┏━━
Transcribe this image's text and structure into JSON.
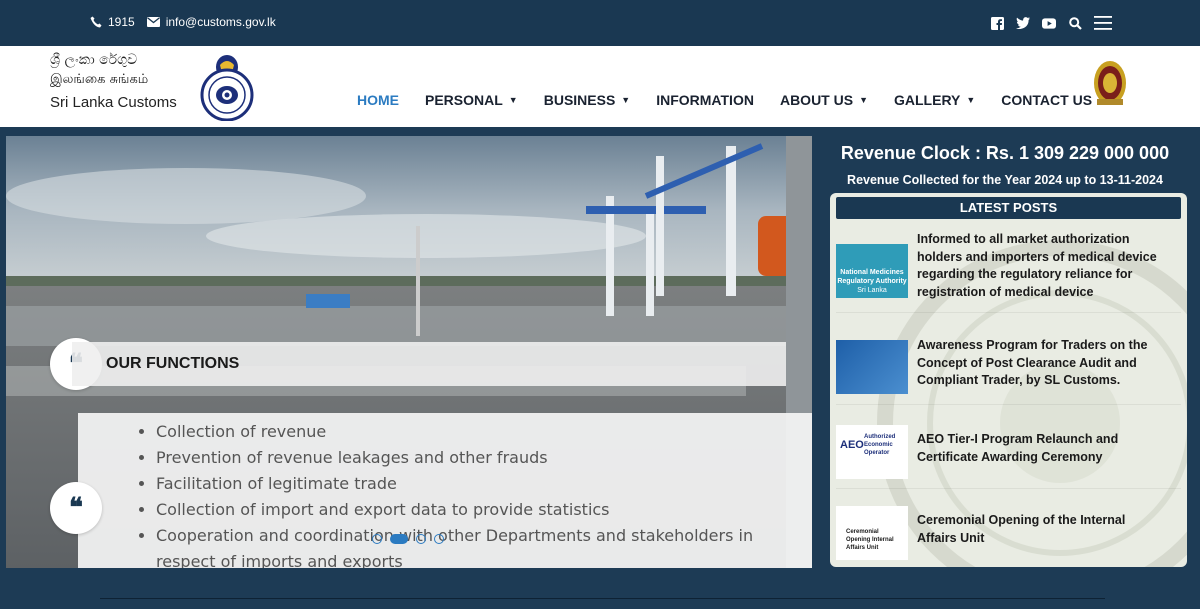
{
  "topbar": {
    "phone": "1915",
    "email": "info@customs.gov.lk",
    "social_icons": [
      "facebook-icon",
      "twitter-icon",
      "youtube-icon",
      "search-icon",
      "menu-icon"
    ]
  },
  "header": {
    "logo_line1": "ශ්‍රී ලංකා රේගුව",
    "logo_line2": "இலங்கை சுங்கம்",
    "logo_line3": "Sri Lanka Customs"
  },
  "nav": {
    "items": [
      {
        "label": "HOME",
        "active": true,
        "dropdown": false
      },
      {
        "label": "PERSONAL",
        "active": false,
        "dropdown": true
      },
      {
        "label": "BUSINESS",
        "active": false,
        "dropdown": true
      },
      {
        "label": "INFORMATION",
        "active": false,
        "dropdown": false
      },
      {
        "label": "ABOUT US",
        "active": false,
        "dropdown": true
      },
      {
        "label": "GALLERY",
        "active": false,
        "dropdown": true
      },
      {
        "label": "CONTACT US",
        "active": false,
        "dropdown": false
      }
    ]
  },
  "slider": {
    "title": "OUR FUNCTIONS",
    "functions": [
      "Collection of revenue",
      "Prevention of revenue leakages and other frauds",
      "Facilitation of legitimate trade",
      "Collection of import and export data to provide statistics",
      "Cooperation and coordination with other Departments and stakeholders in respect of imports and exports"
    ],
    "active_slide": 2,
    "slide_count": 4
  },
  "revenue": {
    "clock": "Revenue Clock : Rs. 1 309 229 000 000",
    "subtitle": "Revenue Collected for the Year 2024 up to 13-11-2024"
  },
  "posts": {
    "heading": "LATEST POSTS",
    "items": [
      {
        "text": "Informed to all market authorization holders and importers of medical device regarding the regulatory reliance for registration of medical device",
        "thumb_caption": "National Medicines Regulatory Authority",
        "thumb_sub": "Sri Lanka"
      },
      {
        "text": "Awareness Program for Traders on the Concept of Post Clearance Audit and Compliant Trader, by SL Customs.",
        "thumb_caption": "",
        "thumb_sub": ""
      },
      {
        "text": "AEO Tier-I Program Relaunch and Certificate Awarding Ceremony",
        "thumb_caption": "Authorized Economic Operator",
        "thumb_sub": "AEO"
      },
      {
        "text": "Ceremonial Opening of the Internal Affairs Unit",
        "thumb_caption": "Ceremonial Opening Internal Affairs Unit",
        "thumb_sub": ""
      }
    ]
  },
  "colors": {
    "navy": "#1a3852",
    "accent": "#2b7bc1",
    "page_bg": "#1d3b55"
  }
}
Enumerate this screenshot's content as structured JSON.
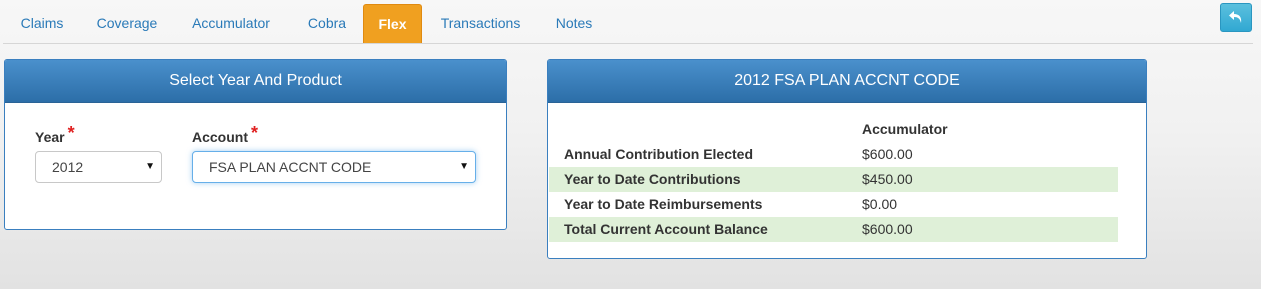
{
  "tabs": [
    {
      "label": "Claims",
      "active": false
    },
    {
      "label": "Coverage",
      "active": false
    },
    {
      "label": "Accumulator",
      "active": false
    },
    {
      "label": "Cobra",
      "active": false
    },
    {
      "label": "Flex",
      "active": true
    },
    {
      "label": "Transactions",
      "active": false
    },
    {
      "label": "Notes",
      "active": false
    }
  ],
  "back_button": {
    "icon": "reply-arrow-icon"
  },
  "select_panel": {
    "title": "Select Year And Product",
    "year_label": "Year",
    "year_value": "2012",
    "account_label": "Account",
    "account_value": "FSA PLAN ACCNT CODE",
    "required_mark": "*"
  },
  "plan_panel": {
    "title": "2012 FSA PLAN ACCNT CODE",
    "column_header": "Accumulator",
    "rows": [
      {
        "label": "Annual Contribution Elected",
        "value": "$600.00"
      },
      {
        "label": "Year to Date Contributions",
        "value": "$450.00"
      },
      {
        "label": "Year to Date Reimbursements",
        "value": "$0.00"
      },
      {
        "label": "Total Current Account Balance",
        "value": "$600.00"
      }
    ]
  },
  "colors": {
    "tab_text": "#2a7ab8",
    "active_tab": "#f0a020",
    "panel_header": "#3a7fbf",
    "row_highlight": "#dff0d8",
    "required": "#e02020"
  }
}
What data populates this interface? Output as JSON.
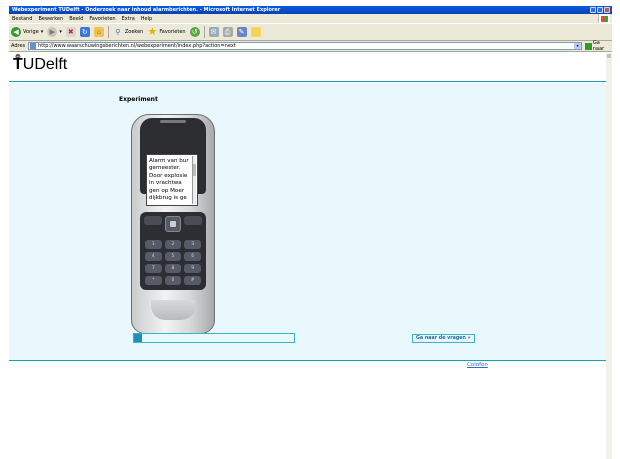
{
  "window": {
    "title": "Webexperiment TUDelft - Onderzoek naar inhoud alarmberichten. - Microsoft Internet Explorer"
  },
  "menu": [
    "Bestand",
    "Bewerken",
    "Beeld",
    "Favorieten",
    "Extra",
    "Help"
  ],
  "toolbar": {
    "back_label": "Vorige",
    "search_label": "Zoeken",
    "favorites_label": "Favorieten"
  },
  "address": {
    "label": "Adres",
    "url": "http://www.waarschuwingsberichten.nl/webexperiment/index.php?action=next",
    "go_label": "Ga naar"
  },
  "page": {
    "logo_text": "UDelft",
    "logo_initial": "T",
    "heading": "Experiment",
    "phone_message": "Alarm van bur gemeester. Door explosie in vrachtwa gen op Moer dijkbrug is ge",
    "progress": 0.05,
    "next_button": "Ga naar de vragen »",
    "footer_link": "Colofon"
  },
  "keypad": [
    "1",
    "2",
    "3",
    "4",
    "5",
    "6",
    "7",
    "8",
    "9",
    "*",
    "0",
    "#"
  ],
  "colors": {
    "accent": "#1a9eb0",
    "band": "#e8f8fc",
    "progress_fill": "#1f8fb4"
  },
  "icons": [
    "back-icon",
    "forward-icon",
    "stop-icon",
    "refresh-icon",
    "home-icon",
    "search-icon",
    "favorites-icon",
    "history-icon",
    "mail-icon",
    "print-icon",
    "edit-icon",
    "folder-icon"
  ]
}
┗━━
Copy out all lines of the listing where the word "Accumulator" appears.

      "label": "Accumulator",
    "column_header": "Accumulator",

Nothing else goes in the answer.